(Stored items)
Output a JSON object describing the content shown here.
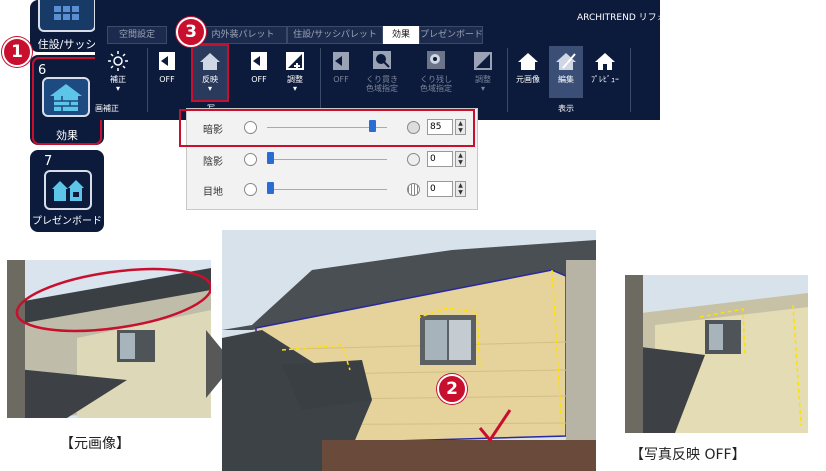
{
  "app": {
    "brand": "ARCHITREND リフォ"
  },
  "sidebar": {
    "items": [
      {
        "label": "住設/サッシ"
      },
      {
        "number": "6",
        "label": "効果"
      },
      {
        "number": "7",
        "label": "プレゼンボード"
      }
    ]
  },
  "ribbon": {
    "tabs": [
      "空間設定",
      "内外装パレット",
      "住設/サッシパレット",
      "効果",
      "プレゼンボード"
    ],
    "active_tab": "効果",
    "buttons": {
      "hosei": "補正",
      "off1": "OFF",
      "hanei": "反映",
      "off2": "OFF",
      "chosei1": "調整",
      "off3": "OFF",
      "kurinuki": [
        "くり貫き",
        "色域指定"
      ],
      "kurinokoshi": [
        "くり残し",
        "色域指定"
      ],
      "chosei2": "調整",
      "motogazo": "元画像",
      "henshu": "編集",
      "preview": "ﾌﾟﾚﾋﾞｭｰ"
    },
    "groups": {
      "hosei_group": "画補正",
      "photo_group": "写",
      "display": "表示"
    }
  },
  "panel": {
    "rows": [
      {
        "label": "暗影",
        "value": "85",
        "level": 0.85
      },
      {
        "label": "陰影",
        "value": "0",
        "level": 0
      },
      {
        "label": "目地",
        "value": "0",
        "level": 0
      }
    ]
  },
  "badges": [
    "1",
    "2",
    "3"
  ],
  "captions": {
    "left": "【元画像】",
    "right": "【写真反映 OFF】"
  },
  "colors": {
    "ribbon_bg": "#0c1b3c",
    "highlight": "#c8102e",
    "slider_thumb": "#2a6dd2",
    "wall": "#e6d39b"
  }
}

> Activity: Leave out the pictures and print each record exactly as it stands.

> Response for this exercise:
Output a JSON object describing the content shown here.
{
  "app": {
    "brand": "ARCHITREND リフォ"
  },
  "sidebar": {
    "items": [
      {
        "label": "住設/サッシ"
      },
      {
        "number": "6",
        "label": "効果"
      },
      {
        "number": "7",
        "label": "プレゼンボード"
      }
    ]
  },
  "ribbon": {
    "tabs": [
      "空間設定",
      "内外装パレット",
      "住設/サッシパレット",
      "効果",
      "プレゼンボード"
    ],
    "active_tab": "効果",
    "buttons": {
      "hosei": "補正",
      "off1": "OFF",
      "hanei": "反映",
      "off2": "OFF",
      "chosei1": "調整",
      "off3": "OFF",
      "kurinuki": [
        "くり貫き",
        "色域指定"
      ],
      "kurinokoshi": [
        "くり残し",
        "色域指定"
      ],
      "chosei2": "調整",
      "motogazo": "元画像",
      "henshu": "編集",
      "preview": "ﾌﾟﾚﾋﾞｭｰ"
    },
    "groups": {
      "hosei_group": "画補正",
      "photo_group": "写",
      "display": "表示"
    }
  },
  "panel": {
    "rows": [
      {
        "label": "暗影",
        "value": "85",
        "level": 0.85
      },
      {
        "label": "陰影",
        "value": "0",
        "level": 0
      },
      {
        "label": "目地",
        "value": "0",
        "level": 0
      }
    ]
  },
  "badges": [
    "1",
    "2",
    "3"
  ],
  "captions": {
    "left": "【元画像】",
    "right": "【写真反映 OFF】"
  },
  "colors": {
    "ribbon_bg": "#0c1b3c",
    "highlight": "#c8102e",
    "slider_thumb": "#2a6dd2",
    "wall": "#e6d39b"
  }
}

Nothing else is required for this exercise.